Jon Leonoudakis website. Jon and I have worked on several films together — both behind the camera, and in the marketing department. I shot footage for his award-winning documentaries “The Day the World Series Stopped” and “Hano! A Century In the Bleachers“, and then designed the packaging and websites for both films when principal photography was wrapped. So, when Jon needed a new website, he contacted me and we worked out a deal that was win-win for everyone. Like Matt, Jon was interested in having something that he could continue to update himself, so Hearken Creative set up a robust WordPress site where everything is modular, and Jon can continue to grow the site as his production company grows. We’re excited to see where Jon goes next with his unique brand of storytelling, and awesome producing style!
Other projects that have been happening recently:
I designed much of the collateral artwork for The Planetary Society’s spacecraft-building Kickstarter campaign, and they have almost completed fulfilling all of the “rewards” for the campaign. They also have recently named the new spacecraft — which will hopefully launch later this year — Lightsail2. You can see many of my photographs in the updates to the campaign.
Kendra Celise continues to post music videos from the live studio session we filmed at my studio. Over the course of six weeks, these videos have given her several thousand new views, and helped her launch her upcoming EP and her newest single “Admit It Baby” — we love her music, and hope that the launch is wildly successful!

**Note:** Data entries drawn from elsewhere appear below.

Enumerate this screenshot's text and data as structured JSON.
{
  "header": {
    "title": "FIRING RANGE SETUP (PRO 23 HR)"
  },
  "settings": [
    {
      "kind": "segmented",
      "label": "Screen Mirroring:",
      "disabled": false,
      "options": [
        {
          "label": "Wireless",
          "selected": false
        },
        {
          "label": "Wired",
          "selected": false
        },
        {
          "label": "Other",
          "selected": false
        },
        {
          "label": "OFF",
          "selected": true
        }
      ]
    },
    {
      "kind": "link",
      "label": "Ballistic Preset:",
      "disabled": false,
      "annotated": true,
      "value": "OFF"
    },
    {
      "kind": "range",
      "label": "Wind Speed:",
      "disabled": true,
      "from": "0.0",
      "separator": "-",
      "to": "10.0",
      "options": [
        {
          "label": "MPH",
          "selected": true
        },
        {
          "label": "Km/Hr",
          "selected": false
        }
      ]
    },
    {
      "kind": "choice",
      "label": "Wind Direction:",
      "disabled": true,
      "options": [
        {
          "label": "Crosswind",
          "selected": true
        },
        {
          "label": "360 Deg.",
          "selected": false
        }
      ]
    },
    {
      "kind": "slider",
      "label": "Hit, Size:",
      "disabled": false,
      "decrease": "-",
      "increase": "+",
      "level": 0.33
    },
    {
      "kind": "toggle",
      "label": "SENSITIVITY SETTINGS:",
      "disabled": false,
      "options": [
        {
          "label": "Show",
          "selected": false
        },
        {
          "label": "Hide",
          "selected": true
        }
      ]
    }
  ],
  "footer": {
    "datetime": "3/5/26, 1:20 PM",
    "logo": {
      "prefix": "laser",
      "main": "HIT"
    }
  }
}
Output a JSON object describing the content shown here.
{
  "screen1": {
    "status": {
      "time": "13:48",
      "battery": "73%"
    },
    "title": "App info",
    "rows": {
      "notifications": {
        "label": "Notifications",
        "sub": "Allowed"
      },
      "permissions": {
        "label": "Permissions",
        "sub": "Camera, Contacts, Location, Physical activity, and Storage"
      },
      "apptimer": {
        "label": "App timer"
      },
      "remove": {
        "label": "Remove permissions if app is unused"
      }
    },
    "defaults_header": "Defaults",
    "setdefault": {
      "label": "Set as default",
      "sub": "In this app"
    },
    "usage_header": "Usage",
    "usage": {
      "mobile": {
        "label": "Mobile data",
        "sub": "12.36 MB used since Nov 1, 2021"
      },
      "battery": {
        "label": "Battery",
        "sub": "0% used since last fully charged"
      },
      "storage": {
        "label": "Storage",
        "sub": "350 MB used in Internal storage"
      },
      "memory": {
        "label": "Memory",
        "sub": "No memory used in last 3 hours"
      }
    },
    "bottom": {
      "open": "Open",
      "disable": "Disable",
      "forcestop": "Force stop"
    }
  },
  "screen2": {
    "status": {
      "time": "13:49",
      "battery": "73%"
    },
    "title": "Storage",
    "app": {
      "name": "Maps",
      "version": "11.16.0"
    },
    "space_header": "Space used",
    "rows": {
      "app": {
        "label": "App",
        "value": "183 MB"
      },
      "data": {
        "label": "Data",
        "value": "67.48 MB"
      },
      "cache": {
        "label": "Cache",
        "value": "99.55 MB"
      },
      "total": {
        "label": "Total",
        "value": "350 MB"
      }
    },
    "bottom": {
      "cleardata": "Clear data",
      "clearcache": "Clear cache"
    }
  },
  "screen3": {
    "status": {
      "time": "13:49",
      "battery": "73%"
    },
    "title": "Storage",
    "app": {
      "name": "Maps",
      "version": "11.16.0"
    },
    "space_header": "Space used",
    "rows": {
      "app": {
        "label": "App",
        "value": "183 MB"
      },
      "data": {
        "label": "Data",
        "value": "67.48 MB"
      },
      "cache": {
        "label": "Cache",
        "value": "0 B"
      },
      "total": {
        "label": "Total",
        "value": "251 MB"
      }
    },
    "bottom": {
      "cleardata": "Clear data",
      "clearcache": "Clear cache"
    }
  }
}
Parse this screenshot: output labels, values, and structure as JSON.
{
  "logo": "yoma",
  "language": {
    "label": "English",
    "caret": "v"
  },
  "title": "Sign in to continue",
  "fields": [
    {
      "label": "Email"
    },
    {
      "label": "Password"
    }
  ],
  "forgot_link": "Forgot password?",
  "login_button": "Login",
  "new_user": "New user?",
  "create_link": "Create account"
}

Finally, I have been going back to revisit the footage that I shot during my two trips to northern Japan after the tsunami. We only publicly released one video from that footage — the wildly-popular “Nozomi Project” mini-documentary — and I’d like to see if I can show more of how local churches in Japan have been assisting with the re-building…both physically and emotionally. The people that I have met on my many trips to Asia are held in a special place in my heart, and it makes me happy when people see what great community-building work is going on there. So I hope to have some new Japan videos out soon — maybe even to coincide with the fifth anniversary of the tsunami in a few weeks.
So yes…we’re busy. But not in a bad way. And do you need a project like one of these for yourself of your company? Give me a call — I’m sure we can get something wonderful going. I’m never too busy to sit down and talk with you.